“We were reaching the limits of the team as a whole. We gave it our best shot, and that’s all you can do. We gave a good account of ourselves as a team.”
Pienaar’s desire to play at the very top level prompted him to join Tottenham, who had recently gatecrashed the top four, in January 2011. But the move didn’t go to plan; he was never able to settle and find his rhythm because of injuries. He remembers the worst of them vividly.
“We played the last pre-season game against Athletic Bilbao at White Hart Lane. Ten minutes into the game I was stood on my own and I wanted to turn. I just fell down with a bang. I couldn’t even walk.
“I ended up with a double hernia. That was so bad. I was almost three months, fighting with myself to get back, working so hard to get fit again.”
When he did eventually return to action, Pienaar needed games but wasn’t getting them at Spurs. He went back to Everton on loan, enjoying a great second half of the season, and confirmed the move that summer. He stayed with the club for another four years, witnessing the transition from David Moyes to Roberto Martinez.
“They’re two different managers with different principles,” says the former South African international, who won 61 caps for his country. “Moyes was quite honest. He’ll tell you what he thinks about you and the way he wants you to play. We played with a good set-up.
“Martinez was obviously more open-minded. He wanted to go full-out on attack. I liked both their coaching styles but, for me, I preferred Moyes’ way of working because he was very honest – sometimes brutal – in his assessment of things.
“Martinez was not honest enough when the team was playing badly. You tell them, ‘Listen, you guys were shit today.’ That’s it. He’d try and sugar-coat it a bit. But he was very strong technically and tactically, and we all enjoyed his sessions.”
Pienaar worked with Moyes once more at Sunderland, during a disastrous season. The warning signs were there from the start. The focus and unity that had been the foundation of their success at Everton was sorely lacking on Wearside.
“Everything was wrong at the club,” he says. “Even when I went to train with them for the first few days, I could see there was no passion, no desire in the players’ eyes. You could feel that there was no hunger for them to fight for each other.
“When you walk out onto the field, you want to give everything. You don’t go half-hearted. Everyone could sense it. The club was in turmoil before Moyes took over. He couldn’t get enough players in that he wanted, but you have to work with what you’ve got in front of you.”
It wasn’t enough as relegation with Sunderland provided a disappointing end to Pienaar’s career in English football. He had a brief spell back in South Africa with Bidvest Wits before retiring in March 2018.
After stepping away from football for a while to spend more time with his family, he was keen to get involved again. The 38-year-old is now embarking on a coaching career, as he combines helping the Ajax Under-16s with managing amateur side SV Robinhood.
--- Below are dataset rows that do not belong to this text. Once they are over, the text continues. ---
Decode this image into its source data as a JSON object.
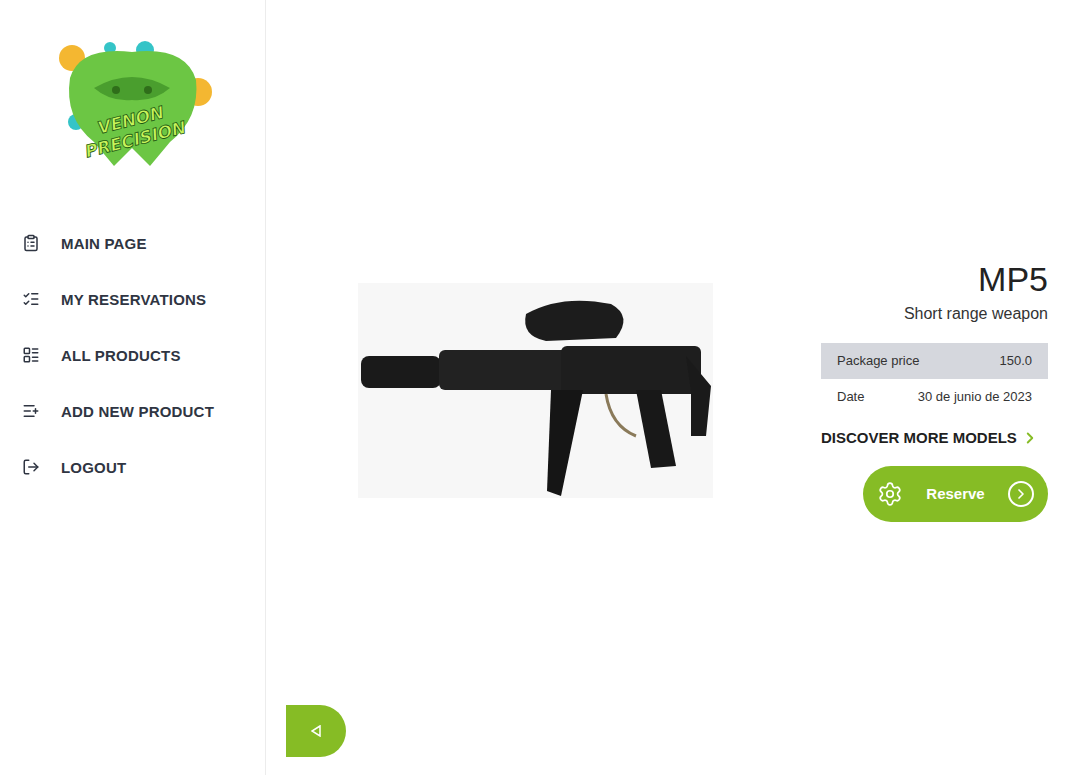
{
  "logo": {
    "lines": [
      "VENON",
      "PRECISION"
    ]
  },
  "sidebar": {
    "items": [
      {
        "label": "MAIN PAGE"
      },
      {
        "label": "MY RESERVATIONS"
      },
      {
        "label": "ALL PRODUCTS"
      },
      {
        "label": "ADD NEW PRODUCT"
      },
      {
        "label": "LOGOUT"
      }
    ]
  },
  "product": {
    "name": "MP5",
    "subtitle": "Short range weapon",
    "details": [
      {
        "label": "Package price",
        "value": "150.0",
        "highlighted": true
      },
      {
        "label": "Date",
        "value": "30 de junio de 2023",
        "highlighted": false
      }
    ]
  },
  "discover_link": "DISCOVER MORE MODELS",
  "reserve_button": "Reserve"
}
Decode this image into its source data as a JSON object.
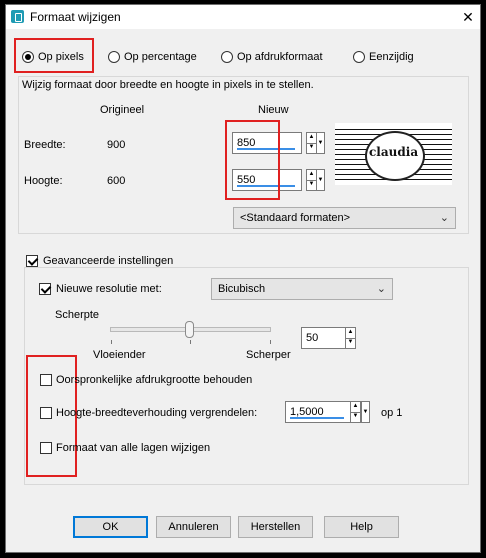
{
  "window": {
    "title": "Formaat wijzigen",
    "close_glyph": "✕"
  },
  "mode": {
    "options": [
      {
        "label": "Op pixels",
        "selected": true
      },
      {
        "label": "Op percentage",
        "selected": false
      },
      {
        "label": "Op afdrukformaat",
        "selected": false
      },
      {
        "label": "Eenzijdig",
        "selected": false
      }
    ]
  },
  "pixels": {
    "description": "Wijzig formaat door breedte en hoogte in pixels in te stellen.",
    "col_original": "Origineel",
    "col_new": "Nieuw",
    "width_label": "Breedte:",
    "width_original": "900",
    "width_new": "850",
    "height_label": "Hoogte:",
    "height_original": "600",
    "height_new": "550",
    "preset_select": "<Standaard formaten>",
    "preview_text": "claudia"
  },
  "advanced": {
    "label": "Geavanceerde instellingen",
    "checked": true,
    "resample_label": "Nieuwe resolutie met:",
    "resample_checked": true,
    "resample_value": "Bicubisch",
    "sharpness_label": "Scherpte",
    "slider_min_label": "Vloeiender",
    "slider_max_label": "Scherper",
    "sharpness_value": "50",
    "sharpness_level": 50,
    "keep_print_size": "Oorspronkelijke afdrukgrootte behouden",
    "lock_aspect": "Hoogte-breedteverhouding vergrendelen:",
    "aspect_value": "1,5000",
    "aspect_suffix": "op 1",
    "resize_all_layers": "Formaat van alle lagen wijzigen"
  },
  "buttons": {
    "ok": "OK",
    "cancel": "Annuleren",
    "reset": "Herstellen",
    "help": "Help"
  },
  "colors": {
    "accent": "#0078d7",
    "highlight": "#e02020",
    "underline": "#3a8ee6"
  },
  "icons": {
    "app": "resize-app-icon",
    "close": "close-icon",
    "dropdown": "chevron-down-icon"
  }
}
“My ambition is to one day coach a senior team at the highest level,” he says. “That’s why I want to become a coach. I want to give back but also go on to coach a professional club at a senior level.”
By Sean Cole